Rankings for the preseason release derive mostly from data accumulated in the previous outdoor season and include marks from athletes eligible for their teams for the 2010 outdoor campaign. Other information was reported to and compiled by the USTFCCCA, including transfers and returning athletes that “redshirted” the previous year. Marks achieved during the earlier portion of the 2010 outdoor season, which began on March 1, are also considered. Preseason performances are phased out while newer performances are phased in to provide a balanced account of where teams are standing at any point in the season as some teams may start their seasons rapidly with some event groups while others do not.
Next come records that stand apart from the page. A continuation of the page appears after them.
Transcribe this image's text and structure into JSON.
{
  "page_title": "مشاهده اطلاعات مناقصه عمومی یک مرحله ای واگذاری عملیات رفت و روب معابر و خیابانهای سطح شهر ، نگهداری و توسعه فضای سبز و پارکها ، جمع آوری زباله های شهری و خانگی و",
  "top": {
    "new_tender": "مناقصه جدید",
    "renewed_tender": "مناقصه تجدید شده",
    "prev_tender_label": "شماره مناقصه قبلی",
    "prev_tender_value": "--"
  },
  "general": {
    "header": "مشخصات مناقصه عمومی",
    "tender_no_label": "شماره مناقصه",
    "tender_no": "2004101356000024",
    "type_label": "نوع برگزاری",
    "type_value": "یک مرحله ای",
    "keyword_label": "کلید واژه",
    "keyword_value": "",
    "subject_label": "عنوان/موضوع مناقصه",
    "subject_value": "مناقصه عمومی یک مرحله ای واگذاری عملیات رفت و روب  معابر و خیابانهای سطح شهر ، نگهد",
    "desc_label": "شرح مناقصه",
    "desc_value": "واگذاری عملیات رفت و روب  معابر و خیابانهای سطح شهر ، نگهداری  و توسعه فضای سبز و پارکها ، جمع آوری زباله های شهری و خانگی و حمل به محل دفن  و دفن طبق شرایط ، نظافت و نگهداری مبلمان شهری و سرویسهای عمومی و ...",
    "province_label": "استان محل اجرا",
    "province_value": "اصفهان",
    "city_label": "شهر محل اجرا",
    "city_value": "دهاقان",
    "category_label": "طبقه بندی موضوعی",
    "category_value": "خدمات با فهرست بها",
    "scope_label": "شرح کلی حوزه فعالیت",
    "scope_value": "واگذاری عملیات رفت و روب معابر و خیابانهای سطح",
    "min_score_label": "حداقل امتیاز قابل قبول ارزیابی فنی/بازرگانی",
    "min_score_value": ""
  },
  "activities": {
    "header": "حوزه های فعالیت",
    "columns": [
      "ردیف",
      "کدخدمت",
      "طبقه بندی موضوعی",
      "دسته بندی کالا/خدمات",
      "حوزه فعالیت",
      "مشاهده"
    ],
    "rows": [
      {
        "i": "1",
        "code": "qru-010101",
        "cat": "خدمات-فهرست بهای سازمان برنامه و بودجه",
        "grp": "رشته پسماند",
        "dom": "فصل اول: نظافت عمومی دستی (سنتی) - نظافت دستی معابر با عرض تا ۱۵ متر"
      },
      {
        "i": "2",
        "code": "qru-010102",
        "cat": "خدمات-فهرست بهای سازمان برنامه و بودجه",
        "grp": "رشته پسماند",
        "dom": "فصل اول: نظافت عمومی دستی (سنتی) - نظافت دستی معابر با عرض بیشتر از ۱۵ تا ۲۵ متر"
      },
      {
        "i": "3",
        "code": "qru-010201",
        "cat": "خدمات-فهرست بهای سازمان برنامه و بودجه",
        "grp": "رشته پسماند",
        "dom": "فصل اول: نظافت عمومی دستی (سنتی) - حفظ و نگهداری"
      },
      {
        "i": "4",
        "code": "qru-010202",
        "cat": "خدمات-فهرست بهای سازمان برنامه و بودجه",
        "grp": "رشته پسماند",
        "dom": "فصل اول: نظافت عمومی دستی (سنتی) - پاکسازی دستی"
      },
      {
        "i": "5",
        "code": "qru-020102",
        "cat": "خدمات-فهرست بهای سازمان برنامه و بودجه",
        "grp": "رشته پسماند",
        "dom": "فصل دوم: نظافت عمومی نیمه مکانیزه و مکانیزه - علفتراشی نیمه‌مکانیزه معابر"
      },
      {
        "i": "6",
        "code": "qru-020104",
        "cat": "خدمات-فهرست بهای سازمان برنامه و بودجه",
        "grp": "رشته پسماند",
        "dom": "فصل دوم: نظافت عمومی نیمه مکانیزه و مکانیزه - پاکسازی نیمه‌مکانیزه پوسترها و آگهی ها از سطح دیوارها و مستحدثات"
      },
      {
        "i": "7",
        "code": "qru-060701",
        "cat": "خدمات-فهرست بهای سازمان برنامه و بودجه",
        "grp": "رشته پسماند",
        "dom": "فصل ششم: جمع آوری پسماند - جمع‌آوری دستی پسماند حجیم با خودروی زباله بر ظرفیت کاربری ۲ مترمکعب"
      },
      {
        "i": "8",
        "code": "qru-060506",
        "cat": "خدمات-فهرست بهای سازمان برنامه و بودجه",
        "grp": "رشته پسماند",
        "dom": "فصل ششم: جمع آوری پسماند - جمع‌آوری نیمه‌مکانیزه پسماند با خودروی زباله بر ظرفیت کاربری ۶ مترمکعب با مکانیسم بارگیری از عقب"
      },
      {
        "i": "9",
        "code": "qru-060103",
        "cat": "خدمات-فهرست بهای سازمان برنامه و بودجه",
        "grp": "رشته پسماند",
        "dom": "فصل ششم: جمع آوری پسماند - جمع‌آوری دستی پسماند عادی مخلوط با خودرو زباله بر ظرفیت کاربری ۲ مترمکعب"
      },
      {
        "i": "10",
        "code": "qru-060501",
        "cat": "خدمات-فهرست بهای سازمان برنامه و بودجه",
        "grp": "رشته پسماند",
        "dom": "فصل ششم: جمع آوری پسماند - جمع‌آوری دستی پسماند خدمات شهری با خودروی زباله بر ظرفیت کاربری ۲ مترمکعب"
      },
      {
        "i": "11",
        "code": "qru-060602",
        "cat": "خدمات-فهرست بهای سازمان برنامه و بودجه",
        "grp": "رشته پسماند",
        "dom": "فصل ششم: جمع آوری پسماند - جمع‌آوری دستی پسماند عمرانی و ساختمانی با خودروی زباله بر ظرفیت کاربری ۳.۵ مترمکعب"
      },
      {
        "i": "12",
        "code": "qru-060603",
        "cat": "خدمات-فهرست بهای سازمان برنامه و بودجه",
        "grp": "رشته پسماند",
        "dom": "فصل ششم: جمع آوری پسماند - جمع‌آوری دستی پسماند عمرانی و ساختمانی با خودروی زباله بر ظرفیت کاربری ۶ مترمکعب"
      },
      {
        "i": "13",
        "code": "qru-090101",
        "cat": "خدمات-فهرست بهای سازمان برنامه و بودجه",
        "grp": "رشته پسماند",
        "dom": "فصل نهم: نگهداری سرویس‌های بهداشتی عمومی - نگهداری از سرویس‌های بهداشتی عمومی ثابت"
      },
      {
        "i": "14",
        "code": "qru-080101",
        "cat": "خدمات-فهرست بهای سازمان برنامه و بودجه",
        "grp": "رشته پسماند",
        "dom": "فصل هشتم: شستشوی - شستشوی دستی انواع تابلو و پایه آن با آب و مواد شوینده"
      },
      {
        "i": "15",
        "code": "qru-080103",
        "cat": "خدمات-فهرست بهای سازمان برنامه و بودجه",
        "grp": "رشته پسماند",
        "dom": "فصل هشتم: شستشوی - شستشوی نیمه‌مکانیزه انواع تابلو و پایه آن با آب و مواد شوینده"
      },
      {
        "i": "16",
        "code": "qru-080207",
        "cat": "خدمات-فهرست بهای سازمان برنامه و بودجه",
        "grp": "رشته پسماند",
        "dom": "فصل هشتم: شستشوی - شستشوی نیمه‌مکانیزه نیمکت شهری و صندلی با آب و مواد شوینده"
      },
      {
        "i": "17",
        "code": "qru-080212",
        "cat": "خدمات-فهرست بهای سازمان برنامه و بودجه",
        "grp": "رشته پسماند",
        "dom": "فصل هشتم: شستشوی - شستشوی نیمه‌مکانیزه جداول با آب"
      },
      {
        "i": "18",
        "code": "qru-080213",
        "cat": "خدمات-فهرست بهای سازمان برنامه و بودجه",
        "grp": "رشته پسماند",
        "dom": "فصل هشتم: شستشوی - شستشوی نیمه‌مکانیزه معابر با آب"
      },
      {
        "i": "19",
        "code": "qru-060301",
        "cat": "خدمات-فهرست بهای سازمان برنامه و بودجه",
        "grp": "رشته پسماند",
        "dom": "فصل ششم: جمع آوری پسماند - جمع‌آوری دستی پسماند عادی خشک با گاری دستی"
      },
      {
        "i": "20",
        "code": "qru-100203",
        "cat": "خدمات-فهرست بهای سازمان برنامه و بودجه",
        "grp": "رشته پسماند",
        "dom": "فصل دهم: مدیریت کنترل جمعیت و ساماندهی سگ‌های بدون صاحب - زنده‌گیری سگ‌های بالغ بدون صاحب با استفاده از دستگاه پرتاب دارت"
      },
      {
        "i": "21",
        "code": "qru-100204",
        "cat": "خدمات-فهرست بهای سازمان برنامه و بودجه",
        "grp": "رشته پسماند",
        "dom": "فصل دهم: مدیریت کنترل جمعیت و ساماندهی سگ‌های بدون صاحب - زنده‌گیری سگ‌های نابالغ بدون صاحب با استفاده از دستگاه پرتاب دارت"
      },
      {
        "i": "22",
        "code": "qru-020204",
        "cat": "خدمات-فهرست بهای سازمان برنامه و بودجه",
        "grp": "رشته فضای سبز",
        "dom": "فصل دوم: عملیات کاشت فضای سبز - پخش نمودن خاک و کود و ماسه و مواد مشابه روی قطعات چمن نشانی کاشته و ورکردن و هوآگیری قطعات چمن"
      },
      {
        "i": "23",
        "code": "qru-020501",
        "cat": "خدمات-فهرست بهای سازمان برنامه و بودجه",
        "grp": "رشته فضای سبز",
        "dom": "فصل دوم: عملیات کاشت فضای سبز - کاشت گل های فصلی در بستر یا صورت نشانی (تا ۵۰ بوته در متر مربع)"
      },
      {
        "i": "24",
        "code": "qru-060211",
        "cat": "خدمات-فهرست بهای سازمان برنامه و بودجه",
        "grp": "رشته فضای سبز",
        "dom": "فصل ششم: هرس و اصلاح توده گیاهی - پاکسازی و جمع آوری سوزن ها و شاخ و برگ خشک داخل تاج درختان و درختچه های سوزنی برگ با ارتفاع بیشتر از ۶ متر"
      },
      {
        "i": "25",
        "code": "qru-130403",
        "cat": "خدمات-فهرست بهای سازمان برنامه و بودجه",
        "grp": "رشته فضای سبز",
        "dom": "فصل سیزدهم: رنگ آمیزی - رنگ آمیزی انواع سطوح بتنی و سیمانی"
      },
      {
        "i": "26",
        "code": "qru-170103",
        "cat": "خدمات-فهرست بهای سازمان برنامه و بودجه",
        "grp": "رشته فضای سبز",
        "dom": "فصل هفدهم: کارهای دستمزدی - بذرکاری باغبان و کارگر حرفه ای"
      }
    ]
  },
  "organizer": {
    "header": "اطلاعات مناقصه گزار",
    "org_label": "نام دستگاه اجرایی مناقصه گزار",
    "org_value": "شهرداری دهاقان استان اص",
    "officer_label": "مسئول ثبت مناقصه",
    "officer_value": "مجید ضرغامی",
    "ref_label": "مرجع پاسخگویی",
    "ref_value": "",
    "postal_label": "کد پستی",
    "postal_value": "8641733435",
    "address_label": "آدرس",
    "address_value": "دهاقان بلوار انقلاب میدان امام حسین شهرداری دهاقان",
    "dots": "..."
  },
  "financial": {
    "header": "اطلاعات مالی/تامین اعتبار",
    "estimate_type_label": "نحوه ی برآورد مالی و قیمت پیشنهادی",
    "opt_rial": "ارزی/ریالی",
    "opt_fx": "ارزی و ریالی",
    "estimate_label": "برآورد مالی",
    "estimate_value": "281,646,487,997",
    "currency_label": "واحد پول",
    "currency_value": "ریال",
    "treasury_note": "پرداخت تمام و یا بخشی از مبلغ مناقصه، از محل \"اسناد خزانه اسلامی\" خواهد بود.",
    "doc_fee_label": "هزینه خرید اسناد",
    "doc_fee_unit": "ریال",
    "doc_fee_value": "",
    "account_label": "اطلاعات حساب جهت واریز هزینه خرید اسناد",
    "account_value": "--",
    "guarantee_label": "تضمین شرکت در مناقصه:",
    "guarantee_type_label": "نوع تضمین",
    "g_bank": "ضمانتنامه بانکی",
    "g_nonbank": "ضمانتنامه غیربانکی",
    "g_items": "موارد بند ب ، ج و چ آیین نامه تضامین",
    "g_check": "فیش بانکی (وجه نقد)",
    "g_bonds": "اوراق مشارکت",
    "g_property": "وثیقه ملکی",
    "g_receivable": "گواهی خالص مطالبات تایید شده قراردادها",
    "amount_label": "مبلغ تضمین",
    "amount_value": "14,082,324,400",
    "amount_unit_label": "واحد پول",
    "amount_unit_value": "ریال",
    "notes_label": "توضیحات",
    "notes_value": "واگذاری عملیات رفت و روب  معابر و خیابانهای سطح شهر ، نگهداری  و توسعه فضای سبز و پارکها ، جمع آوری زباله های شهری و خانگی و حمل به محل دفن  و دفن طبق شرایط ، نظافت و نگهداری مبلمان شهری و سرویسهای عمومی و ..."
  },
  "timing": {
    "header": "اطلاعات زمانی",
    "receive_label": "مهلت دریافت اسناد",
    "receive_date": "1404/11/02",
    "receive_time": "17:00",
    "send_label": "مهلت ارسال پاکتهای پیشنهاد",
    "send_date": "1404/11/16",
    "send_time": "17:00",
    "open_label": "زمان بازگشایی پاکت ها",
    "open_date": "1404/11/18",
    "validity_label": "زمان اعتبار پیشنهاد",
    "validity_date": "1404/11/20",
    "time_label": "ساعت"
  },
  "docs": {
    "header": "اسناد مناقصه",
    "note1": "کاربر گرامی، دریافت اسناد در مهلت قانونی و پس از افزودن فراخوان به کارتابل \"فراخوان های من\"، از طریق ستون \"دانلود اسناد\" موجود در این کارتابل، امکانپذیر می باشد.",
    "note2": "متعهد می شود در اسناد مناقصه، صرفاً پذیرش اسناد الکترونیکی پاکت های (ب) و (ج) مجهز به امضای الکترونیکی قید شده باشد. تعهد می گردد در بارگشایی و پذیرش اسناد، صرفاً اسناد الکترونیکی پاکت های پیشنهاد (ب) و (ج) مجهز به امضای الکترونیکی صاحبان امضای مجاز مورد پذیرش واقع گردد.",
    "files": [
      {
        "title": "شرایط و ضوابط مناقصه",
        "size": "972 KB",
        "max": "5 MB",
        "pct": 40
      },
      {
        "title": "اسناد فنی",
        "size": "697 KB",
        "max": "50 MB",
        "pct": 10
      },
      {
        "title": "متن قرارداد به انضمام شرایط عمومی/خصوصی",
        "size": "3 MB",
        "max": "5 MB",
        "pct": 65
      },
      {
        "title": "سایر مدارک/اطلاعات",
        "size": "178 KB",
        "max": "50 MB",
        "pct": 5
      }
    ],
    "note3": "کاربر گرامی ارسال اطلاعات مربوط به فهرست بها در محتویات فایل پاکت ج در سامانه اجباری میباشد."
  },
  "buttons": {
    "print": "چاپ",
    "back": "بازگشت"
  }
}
Mathematical formulae are used to compile a team’s ranking based on an athlete’s or relay’s standing in relation to others in the same event across the country. A team’s score is a reflection of its “cumulative” chances as it relates ultimately to the NCAA Championships.
Despite the change in the NCAA Championship format for the 2010 season, the structure of the national team ranking system went nearly unchanged. The only new caveat is that the “doubler” rule, the stipulation that subjects those with marks in multiple track events to a point deduction, will also now apply to those with marks in the 5000- and 10,000-meter events. Currently, only those with marks in both the 100- and 200-meter events and/or a combination of either of the previous with the 100/110-meter hurdles are clear of a deduction. The “doubler” rule is in place to provide a more accurate picture of what participation in the NCAA Championships is the most practicial.
In the 2009 indoor and outdoor seasons, the preseason rankings identified three of four eventual champions (Oregon men-indoor, Texas A&M women-outdoor, Texas A&M men-outdoor). Of those placed in the top five during the preseason, 75% went on to finish in the top 8 and 85% went on to finish in the top 10 at nationals. Of those ranked in the top 10 during the preseason, 70% finished in the top 10, 83% in the top 15, and 90% in the top 20.
For more on the rankings and links to guideline and rationale information visit …
NCAA Division I
Men’s Indoor Track & Field National Team Rankings
2010 Preseason – March 31
Women’s Indoor Track & Field National Team Rankings
2010 Preseason – March 31